In December, Wellesley College began participating in the Cambridge-based program Food for Free, which facilitates donations of surplus food to people in need. Wellesley will join Olin College of Engineering, Babson College, Wellesley Public Schools and Bentley University as a local participant in this program. AVI Foodsystems, the company that operates Wellesley Fresh, is working with Food for Free to donate the excess food.
Food for Free describes their food rescue program as the heart of their work. “By recapturing fresh food that might otherwise be discarded, we reduce food waste while guaranteeing access to fresh produce and healthy meals for emergency food programs and individuals in need,” its website explains. The food collected as part of this program goes to over 100 different organizations, including various food pantries, shelters and youth programs in the Greater Boston area. This food has fed 30,000 people already.
Food for Free’s approach addresses not only immediate concerns of hunger, but long term health effects as well. “Our Produce Rescue program prioritizes fresh fruits and vegetables, ensuring we address not only hunger, but also nutrition, obesity and diet-related disease,” according to the website.
The participation of several institutions in the town of Wellesley made the College’s partnership with Food for Free possible. “Because these institutions collaborated and came to us as a group, we were able to view this as a single collection, making them a viable food donation partner,” said Sasha Purpura, executive director of Food for Free.
The collaboration between local schools and Food for Free was formed with the help of Wellesley’s 3R (Reduce, Reuse, Recycle) Working Group. The group is made up of participants from the Department of Public Works, the Natural Resources Commission and the Sustainable Energy Committee, who formed Waste Wise Wellesley with the goal of promoting sustainable materials management throughout the Wellesley community. Waste Wise is a voluntary program sponsored by the Environmental Protection Agency (EPA) which aims to reduce waste.

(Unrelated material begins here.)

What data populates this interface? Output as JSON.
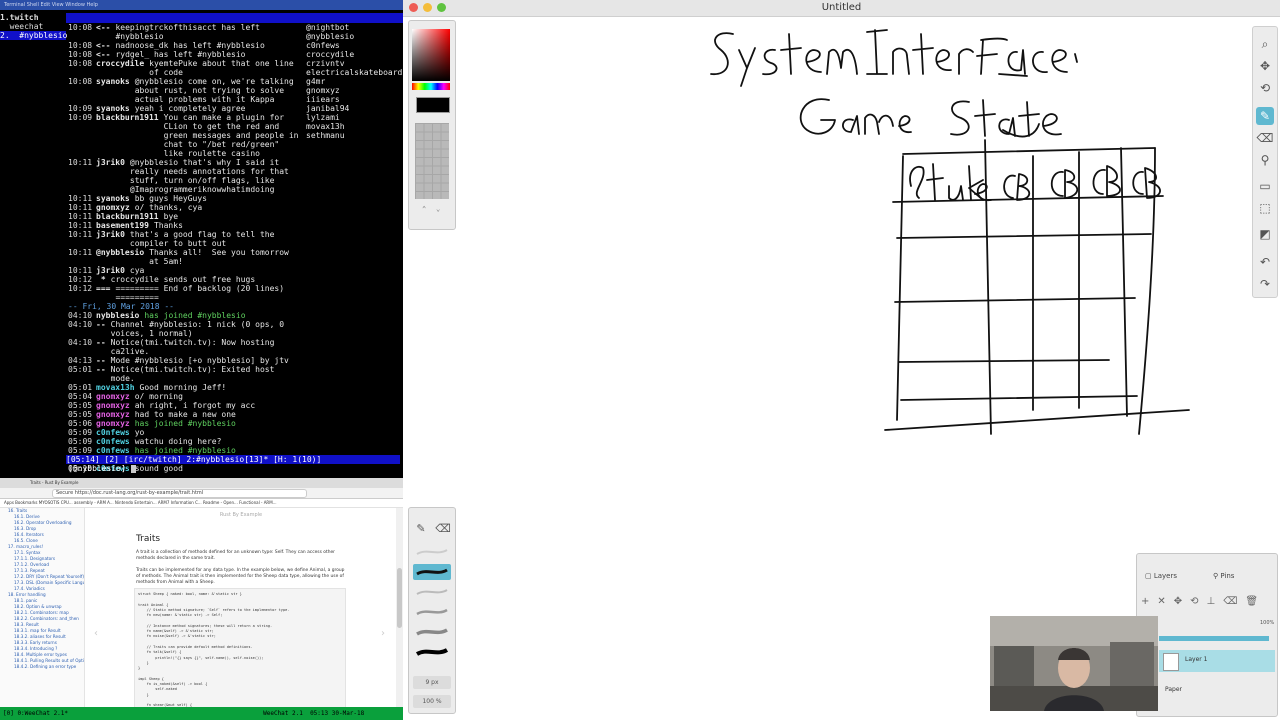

The 3R Working Group reached out to Food for Free in December 2016, according to Program Director Fiona Crimmins. “We offered our expertise on food rescue, and we shared our experiences about our current food rescue programs,” Crimmins said. In January 2017, the Working Group visited Harvard to see how the program operated in a college setting.
“Translating this dream into a reality has been a complicated challenge, as there were few precedents of such a comprehensive and collaborative initiative,” said Ellen Korpi, vice chair of the Sustainable Energy Committee, in a press release about the project. Regarding the commitment of the food service organizations involved, 3R Working Group member Alison Cross said, “They are responsible for moving the surplus food through the process of collection, storage and preparation for pick-up, while protecting the integrity and safety of the food.” Workers at the colleges, universities and schools involved in the program play an integral role in ensuring that the process runs smoothly, Korpi said.
“Food for Free has also had a great deal of success in highlighting to food service directors that food rescue is great tool to reduce overproduction. Once schools start donating their surplus food, they’re aware of how much excess food they’re actually producing, and many schools adjust their production levels as a result,” Crimmins said. She noted that although food waste is a national issue, the Massachusetts Food Waste Ban, which prohibits institutions from dumping more than one ton of food waste per month in landfills, has resulted in local institutions being unusually aware of how much waste they produce.
“We find that sustainability offices at local colleges and universities are very interested in working with us because that want to demonstrate their commitment to sustainability to their school communities,” Crimmins said. Food for Free continues to look for opportunities to expand their operation to other local colleges and universities.